For the Metaverse, an entire business model may be at stake. One of the emerging sectors of the metaverse economy has been the rise of digital fashion. High-powered brands that have already entered the NFT space include Burberry, Givenchy, Louis Vuitton, and Prada. In May, a virtual Gucci bag for use on Roblox sold for more than the physical item. However, why do we need a digital fashion house when a virtual garment can be produced almost instantly with the use of text prompts and AI?
Don Goossen, founder and CEO of Nevermind AG, believes there is a middle ground where big names can still provide inspiration or a leading role. In practice, this may be something like a Warhol factory, where the artist (i.e. Andy Warhol) provides avant-garde effects and may oversee “workers” who create pieces in that artist’s likeness. The manufacturing lifecycle for requires complete transparency, from inspiration to production to sale, that each and every contribution and contributor is registered and attributed appropriately throughout the value chain.
Clearly, AI Can Drive Creativity
Still, we shouldn’t be so down on AI-powered content creation, says Yasin Tahi, co-founder and CEO of Kinetics, a company that allows users to create custom AI-generated emotions for virtual worlds. According to him, AI is becoming the operating system on which the metaverse will be built:
“Generative AI is an incredible opportunity for the metaverse. To us, it is the biggest game changer and will drive adoption and engagement with virtual worlds… The benefits are twofold: professionals can iterate and create new experiences faster users can expand their skill sets and suddenly become virtual creators.
For others, the AI train has already left the station, and it’s our job to take advantage of it. According to Sam Hamilton, creative director of the Decenterland Foundation, technology can and should be used to create better metaverse experiences. “AI-generated images can be used to create more realistic and immersive virtual environments.”

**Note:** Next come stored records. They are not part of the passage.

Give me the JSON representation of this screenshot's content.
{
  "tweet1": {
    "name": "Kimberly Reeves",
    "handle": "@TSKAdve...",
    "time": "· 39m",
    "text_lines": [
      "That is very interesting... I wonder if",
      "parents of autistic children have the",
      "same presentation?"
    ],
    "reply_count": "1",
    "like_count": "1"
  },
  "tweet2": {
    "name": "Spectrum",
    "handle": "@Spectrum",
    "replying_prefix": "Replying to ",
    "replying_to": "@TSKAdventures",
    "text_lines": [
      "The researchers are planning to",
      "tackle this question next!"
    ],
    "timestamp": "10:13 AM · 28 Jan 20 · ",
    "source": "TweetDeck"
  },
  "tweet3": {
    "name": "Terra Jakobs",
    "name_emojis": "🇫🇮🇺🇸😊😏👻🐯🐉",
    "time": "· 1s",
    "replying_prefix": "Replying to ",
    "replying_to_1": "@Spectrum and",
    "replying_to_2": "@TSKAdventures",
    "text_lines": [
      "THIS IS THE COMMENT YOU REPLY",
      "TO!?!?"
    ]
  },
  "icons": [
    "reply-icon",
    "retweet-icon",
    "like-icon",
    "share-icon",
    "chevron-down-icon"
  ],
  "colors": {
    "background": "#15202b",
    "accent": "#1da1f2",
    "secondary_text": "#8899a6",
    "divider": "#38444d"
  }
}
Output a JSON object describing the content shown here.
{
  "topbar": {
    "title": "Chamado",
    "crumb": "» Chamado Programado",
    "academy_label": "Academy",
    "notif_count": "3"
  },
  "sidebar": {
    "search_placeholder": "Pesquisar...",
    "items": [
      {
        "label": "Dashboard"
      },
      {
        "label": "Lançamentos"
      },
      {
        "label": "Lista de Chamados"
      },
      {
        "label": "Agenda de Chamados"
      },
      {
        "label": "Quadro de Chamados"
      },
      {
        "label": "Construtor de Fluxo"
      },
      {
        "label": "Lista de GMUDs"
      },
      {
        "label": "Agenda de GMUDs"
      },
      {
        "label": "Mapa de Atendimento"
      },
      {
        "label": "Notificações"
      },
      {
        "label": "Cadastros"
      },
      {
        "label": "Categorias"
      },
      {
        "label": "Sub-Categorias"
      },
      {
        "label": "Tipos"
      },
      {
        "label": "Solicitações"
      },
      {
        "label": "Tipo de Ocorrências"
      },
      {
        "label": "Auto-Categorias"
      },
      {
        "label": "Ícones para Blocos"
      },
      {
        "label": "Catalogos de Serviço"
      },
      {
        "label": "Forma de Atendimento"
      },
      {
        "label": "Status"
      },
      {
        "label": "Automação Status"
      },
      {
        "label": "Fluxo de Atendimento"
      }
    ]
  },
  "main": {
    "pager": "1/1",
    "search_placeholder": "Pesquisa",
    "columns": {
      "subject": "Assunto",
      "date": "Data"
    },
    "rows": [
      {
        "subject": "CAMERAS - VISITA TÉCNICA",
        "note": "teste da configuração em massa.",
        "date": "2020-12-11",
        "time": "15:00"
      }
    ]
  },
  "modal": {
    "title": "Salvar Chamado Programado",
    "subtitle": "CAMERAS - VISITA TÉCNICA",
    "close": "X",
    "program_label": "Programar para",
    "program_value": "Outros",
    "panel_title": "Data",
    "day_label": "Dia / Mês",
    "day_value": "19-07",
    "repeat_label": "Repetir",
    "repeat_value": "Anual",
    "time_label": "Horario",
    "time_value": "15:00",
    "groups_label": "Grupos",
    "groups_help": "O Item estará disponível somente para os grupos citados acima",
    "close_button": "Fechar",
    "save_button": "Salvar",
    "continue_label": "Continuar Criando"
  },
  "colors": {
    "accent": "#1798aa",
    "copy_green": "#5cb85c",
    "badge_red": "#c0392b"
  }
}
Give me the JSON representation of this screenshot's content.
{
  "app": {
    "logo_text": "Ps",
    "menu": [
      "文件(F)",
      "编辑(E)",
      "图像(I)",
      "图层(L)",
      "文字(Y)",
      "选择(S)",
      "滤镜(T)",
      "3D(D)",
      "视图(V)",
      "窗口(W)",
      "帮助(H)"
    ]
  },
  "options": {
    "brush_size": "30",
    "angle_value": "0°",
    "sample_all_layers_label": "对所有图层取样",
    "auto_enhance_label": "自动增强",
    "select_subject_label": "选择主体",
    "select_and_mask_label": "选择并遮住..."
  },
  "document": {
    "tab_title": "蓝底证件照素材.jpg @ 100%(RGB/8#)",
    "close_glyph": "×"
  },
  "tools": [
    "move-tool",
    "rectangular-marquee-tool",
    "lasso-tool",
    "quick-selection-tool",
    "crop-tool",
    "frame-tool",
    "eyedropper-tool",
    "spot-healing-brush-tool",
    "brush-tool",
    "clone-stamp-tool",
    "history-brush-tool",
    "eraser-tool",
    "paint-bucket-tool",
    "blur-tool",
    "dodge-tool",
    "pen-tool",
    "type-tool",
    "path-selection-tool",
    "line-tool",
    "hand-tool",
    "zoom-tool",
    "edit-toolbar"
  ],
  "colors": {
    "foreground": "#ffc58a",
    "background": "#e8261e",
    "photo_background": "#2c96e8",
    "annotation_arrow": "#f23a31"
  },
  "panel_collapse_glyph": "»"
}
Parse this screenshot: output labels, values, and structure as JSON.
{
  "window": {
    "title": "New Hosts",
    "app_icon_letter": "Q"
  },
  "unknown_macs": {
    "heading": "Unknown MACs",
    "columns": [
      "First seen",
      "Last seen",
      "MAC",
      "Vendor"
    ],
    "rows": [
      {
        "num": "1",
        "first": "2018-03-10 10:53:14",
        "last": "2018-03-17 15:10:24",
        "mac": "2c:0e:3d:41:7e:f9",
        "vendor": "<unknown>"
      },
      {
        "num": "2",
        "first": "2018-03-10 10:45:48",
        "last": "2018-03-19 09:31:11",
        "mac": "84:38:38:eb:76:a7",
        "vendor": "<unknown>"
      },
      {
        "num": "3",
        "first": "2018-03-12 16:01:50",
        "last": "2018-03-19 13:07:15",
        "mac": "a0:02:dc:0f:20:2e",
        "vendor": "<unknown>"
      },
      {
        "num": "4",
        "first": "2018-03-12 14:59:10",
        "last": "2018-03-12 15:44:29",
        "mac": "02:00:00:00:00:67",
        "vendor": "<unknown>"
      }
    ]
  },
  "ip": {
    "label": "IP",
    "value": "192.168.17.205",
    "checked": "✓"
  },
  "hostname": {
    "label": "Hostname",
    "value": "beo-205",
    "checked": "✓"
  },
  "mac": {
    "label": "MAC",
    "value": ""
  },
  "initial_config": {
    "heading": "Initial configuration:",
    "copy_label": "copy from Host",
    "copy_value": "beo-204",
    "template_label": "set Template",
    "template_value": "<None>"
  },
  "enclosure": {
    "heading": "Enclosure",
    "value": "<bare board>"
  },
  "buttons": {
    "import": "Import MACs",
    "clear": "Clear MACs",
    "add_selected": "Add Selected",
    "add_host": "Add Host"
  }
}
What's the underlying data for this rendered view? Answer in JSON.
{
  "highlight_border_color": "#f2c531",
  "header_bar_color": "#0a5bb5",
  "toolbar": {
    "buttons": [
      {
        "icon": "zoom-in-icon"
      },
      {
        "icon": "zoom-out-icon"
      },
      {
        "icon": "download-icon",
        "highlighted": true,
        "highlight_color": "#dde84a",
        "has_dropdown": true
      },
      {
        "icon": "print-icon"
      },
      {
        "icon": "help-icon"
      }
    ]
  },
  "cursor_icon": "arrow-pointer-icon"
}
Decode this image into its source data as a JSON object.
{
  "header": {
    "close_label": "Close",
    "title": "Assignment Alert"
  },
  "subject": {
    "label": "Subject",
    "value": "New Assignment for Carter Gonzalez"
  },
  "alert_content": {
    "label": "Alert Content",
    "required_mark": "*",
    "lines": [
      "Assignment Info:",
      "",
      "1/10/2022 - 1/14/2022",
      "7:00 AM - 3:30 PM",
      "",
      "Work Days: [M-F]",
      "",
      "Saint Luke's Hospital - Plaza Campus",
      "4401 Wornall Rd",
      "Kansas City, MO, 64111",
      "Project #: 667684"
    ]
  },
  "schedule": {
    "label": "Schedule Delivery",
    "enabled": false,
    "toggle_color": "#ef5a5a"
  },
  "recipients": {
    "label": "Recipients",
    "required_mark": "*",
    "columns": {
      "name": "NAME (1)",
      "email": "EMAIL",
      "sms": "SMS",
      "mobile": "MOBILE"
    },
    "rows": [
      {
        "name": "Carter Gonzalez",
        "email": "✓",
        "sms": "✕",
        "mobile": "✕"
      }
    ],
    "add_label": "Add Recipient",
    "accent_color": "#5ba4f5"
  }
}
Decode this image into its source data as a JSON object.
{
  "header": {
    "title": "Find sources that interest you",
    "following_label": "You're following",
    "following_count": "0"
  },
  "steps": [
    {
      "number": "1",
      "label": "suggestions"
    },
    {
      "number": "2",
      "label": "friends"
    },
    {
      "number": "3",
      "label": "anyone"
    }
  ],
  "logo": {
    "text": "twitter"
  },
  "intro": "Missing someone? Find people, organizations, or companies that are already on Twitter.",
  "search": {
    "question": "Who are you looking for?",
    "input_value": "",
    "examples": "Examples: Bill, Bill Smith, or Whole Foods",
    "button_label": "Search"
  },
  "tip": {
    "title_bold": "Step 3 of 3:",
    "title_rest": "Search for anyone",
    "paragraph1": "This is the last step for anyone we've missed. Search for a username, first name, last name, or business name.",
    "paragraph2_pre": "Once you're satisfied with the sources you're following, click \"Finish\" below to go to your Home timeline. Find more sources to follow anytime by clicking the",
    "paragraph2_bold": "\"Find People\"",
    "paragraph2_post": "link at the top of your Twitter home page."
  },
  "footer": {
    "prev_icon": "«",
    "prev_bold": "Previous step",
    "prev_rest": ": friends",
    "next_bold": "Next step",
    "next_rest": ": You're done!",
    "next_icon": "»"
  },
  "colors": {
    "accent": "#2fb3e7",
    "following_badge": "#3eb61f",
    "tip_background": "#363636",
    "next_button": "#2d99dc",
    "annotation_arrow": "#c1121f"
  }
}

In August of this year, Decenterland held its own Metaverse Art Week. The event included AI-modeled buildings, AI poetry readings, and even marketing visuals created using the technology. “When used in creative industries, it can increase productivity if used correctly, but it will not replace human artists. There will also be a lot of AI in the metaverse in the form of NPCs and support bots. We will have There’s already text-to-video, and the text-to-3D model will obviously speed things up in terms of experience creation.
All information contained on our website is published in good faith and for general information purposes only. Any action the reader takes upon the information found on our website is strictly at their own risk.